- Task details -
Say how many lines in the material below contain the word "UserInputService", giving the number alone.

- Data records -
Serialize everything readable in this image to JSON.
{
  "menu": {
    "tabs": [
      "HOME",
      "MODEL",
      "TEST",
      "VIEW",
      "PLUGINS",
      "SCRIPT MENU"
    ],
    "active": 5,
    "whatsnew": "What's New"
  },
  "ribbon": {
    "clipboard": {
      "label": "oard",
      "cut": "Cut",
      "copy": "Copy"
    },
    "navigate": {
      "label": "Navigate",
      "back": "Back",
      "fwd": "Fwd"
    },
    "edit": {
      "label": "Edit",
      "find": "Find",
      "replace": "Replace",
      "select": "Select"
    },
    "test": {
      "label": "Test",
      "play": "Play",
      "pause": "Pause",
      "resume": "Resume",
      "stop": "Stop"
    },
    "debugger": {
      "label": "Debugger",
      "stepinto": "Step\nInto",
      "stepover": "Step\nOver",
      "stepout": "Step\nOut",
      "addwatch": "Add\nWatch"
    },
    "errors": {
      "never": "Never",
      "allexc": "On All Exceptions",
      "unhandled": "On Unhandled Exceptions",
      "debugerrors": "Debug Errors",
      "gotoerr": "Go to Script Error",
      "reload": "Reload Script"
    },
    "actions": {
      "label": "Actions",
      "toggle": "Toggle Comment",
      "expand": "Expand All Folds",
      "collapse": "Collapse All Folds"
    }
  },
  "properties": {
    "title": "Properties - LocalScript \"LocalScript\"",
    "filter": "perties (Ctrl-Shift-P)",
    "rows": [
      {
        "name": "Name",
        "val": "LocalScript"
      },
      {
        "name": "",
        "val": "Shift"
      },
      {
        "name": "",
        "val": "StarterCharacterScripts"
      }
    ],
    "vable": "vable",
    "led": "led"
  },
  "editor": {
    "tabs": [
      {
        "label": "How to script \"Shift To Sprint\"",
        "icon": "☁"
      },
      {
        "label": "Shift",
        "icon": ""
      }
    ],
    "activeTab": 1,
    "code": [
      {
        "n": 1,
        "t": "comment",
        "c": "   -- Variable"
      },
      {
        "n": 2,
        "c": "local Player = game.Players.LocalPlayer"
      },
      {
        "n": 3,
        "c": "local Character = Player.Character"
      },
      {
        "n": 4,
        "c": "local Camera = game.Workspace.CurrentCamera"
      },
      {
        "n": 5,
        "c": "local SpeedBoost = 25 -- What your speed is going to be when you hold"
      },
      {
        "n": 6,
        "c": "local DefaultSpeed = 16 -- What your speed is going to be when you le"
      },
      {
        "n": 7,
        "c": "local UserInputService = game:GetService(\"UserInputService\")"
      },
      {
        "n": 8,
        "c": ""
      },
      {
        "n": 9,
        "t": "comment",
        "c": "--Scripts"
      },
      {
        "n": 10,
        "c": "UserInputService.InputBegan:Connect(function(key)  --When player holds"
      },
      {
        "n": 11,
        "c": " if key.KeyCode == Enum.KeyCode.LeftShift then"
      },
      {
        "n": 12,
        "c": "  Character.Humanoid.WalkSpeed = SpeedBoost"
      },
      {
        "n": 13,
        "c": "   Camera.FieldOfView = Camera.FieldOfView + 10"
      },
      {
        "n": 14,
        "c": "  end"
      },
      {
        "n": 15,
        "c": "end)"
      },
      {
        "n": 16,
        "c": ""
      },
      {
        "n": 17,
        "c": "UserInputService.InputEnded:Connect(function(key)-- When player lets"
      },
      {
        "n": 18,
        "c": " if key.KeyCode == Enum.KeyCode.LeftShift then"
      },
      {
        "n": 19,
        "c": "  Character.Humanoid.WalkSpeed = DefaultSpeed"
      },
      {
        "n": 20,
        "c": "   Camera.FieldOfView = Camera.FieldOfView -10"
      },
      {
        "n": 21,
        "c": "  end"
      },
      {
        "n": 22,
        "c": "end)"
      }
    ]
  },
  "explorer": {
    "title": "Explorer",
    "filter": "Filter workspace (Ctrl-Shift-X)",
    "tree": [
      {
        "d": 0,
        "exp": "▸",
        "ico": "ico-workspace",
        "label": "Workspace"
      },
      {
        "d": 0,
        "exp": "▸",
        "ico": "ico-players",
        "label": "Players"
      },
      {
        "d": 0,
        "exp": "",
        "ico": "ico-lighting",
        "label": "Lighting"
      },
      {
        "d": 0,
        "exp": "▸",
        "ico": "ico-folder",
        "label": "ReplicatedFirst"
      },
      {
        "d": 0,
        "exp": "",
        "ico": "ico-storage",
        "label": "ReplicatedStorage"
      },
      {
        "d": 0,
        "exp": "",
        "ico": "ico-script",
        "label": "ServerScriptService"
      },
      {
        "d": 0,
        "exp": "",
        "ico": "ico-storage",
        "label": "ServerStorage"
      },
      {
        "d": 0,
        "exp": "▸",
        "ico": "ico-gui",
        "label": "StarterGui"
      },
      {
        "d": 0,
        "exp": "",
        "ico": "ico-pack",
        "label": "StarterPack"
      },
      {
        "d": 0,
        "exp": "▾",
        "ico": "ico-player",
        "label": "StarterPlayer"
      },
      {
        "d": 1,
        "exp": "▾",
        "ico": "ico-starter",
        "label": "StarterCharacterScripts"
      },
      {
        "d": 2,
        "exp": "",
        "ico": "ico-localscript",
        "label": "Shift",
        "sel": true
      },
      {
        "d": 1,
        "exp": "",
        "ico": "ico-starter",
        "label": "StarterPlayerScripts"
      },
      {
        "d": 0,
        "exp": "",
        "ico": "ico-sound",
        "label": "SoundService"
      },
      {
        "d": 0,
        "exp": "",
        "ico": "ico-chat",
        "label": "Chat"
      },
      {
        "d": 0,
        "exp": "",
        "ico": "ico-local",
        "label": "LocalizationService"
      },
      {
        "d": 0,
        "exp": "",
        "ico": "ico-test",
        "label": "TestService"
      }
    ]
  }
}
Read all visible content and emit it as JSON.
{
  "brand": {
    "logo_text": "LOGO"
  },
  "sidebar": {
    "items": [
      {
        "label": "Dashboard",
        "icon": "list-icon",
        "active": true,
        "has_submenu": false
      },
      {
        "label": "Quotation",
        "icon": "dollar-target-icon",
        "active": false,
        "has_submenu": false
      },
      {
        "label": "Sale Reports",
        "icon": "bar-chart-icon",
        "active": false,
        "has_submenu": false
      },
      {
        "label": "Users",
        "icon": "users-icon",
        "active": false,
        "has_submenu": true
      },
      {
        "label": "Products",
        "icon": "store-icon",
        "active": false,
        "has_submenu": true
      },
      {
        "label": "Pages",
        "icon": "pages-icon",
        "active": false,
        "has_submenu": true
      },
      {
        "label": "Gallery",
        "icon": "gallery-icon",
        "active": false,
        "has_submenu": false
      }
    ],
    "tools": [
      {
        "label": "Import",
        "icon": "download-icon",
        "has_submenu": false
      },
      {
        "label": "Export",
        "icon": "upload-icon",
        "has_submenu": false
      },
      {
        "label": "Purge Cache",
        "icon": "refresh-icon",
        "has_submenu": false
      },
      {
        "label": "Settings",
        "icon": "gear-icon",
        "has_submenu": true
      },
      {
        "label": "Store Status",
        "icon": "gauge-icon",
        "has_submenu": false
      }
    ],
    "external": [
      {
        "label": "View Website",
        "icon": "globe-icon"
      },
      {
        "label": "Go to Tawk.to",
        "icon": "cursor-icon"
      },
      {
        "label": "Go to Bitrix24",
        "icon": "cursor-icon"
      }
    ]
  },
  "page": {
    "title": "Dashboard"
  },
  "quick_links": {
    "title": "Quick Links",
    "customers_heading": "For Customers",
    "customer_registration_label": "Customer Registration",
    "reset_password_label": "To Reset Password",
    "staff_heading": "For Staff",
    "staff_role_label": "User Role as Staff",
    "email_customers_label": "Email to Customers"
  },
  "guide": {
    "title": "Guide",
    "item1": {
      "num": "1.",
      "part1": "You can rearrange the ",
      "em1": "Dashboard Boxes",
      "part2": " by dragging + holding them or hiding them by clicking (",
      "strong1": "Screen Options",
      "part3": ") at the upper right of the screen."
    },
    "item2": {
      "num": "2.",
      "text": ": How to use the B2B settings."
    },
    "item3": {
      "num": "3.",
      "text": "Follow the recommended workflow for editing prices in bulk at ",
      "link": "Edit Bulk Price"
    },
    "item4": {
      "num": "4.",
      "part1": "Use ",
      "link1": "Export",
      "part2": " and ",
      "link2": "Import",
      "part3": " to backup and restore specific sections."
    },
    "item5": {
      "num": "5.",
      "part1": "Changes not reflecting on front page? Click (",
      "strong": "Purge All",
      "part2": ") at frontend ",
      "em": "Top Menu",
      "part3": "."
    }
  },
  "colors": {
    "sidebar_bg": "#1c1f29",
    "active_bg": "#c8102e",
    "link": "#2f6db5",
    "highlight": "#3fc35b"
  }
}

- Task response -
3